- **About this task**
Only the count is wanted here: how many lines of the entries hold the string "likes"?

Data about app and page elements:

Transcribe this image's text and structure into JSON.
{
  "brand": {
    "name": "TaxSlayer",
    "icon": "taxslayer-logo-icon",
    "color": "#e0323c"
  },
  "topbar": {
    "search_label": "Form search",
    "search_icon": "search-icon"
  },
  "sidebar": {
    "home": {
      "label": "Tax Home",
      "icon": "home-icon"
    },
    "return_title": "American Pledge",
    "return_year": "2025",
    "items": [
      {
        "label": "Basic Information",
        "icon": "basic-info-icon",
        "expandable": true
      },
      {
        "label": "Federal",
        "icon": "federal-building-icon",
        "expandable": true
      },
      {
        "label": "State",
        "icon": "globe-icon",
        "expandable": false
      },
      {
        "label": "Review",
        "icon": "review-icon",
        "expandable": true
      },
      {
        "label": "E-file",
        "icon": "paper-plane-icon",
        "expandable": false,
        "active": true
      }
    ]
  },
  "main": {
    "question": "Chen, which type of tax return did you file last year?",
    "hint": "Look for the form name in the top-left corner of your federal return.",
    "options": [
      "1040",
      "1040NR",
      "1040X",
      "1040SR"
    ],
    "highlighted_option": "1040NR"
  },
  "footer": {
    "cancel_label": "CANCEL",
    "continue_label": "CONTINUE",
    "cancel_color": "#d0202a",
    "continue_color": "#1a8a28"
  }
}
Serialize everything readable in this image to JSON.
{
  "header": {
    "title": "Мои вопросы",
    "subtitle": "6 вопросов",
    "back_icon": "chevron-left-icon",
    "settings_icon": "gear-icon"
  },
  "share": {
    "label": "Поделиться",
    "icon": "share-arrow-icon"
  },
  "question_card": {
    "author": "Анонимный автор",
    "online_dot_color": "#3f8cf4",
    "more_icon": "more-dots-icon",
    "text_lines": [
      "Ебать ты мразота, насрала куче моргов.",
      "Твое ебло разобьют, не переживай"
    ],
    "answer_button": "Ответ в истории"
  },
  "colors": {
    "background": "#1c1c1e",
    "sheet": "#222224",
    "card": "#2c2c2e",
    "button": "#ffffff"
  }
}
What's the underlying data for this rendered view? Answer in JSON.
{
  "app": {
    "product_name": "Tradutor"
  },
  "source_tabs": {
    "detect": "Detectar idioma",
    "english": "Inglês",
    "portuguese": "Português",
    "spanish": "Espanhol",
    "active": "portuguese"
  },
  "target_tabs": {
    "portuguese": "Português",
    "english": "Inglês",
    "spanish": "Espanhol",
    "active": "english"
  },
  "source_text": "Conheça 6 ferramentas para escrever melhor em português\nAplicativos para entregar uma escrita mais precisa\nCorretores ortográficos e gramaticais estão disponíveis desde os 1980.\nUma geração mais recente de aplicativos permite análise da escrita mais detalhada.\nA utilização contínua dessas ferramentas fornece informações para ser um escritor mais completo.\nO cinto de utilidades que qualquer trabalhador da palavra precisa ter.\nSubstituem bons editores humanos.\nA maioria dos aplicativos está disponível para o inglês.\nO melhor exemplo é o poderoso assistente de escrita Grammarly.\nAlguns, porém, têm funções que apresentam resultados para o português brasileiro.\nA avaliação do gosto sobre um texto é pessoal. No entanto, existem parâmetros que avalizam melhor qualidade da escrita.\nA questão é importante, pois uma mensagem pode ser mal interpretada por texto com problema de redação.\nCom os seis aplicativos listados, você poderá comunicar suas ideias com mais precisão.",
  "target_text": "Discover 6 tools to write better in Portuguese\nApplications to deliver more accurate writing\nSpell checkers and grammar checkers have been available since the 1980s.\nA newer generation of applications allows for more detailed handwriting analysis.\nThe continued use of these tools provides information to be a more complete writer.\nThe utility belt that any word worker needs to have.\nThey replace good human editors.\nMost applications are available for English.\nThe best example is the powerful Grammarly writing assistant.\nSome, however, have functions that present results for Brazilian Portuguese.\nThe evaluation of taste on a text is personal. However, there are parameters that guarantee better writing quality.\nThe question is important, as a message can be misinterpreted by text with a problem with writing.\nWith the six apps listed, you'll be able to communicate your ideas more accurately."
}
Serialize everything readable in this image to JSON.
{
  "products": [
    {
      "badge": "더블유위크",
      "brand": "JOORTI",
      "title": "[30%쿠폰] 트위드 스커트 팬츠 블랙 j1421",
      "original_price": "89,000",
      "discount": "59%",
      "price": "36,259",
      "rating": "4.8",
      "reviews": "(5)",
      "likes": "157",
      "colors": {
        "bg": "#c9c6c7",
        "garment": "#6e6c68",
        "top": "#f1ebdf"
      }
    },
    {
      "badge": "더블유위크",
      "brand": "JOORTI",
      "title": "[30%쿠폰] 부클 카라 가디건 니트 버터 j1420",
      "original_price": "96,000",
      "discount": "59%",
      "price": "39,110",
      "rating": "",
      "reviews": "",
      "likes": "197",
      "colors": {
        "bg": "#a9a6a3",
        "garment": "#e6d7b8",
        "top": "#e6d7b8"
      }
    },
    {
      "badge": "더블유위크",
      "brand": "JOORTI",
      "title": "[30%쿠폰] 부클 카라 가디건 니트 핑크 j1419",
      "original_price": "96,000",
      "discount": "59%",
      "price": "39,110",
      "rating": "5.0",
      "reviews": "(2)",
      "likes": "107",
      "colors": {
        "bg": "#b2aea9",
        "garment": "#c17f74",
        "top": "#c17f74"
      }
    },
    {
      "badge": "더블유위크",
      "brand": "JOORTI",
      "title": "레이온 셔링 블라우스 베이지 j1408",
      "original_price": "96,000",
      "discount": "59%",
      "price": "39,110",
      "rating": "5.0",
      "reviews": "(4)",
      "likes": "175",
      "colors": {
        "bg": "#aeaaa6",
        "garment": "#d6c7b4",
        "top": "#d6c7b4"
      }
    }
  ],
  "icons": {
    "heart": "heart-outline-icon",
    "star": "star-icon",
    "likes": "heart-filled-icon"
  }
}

- **Exercise result**
5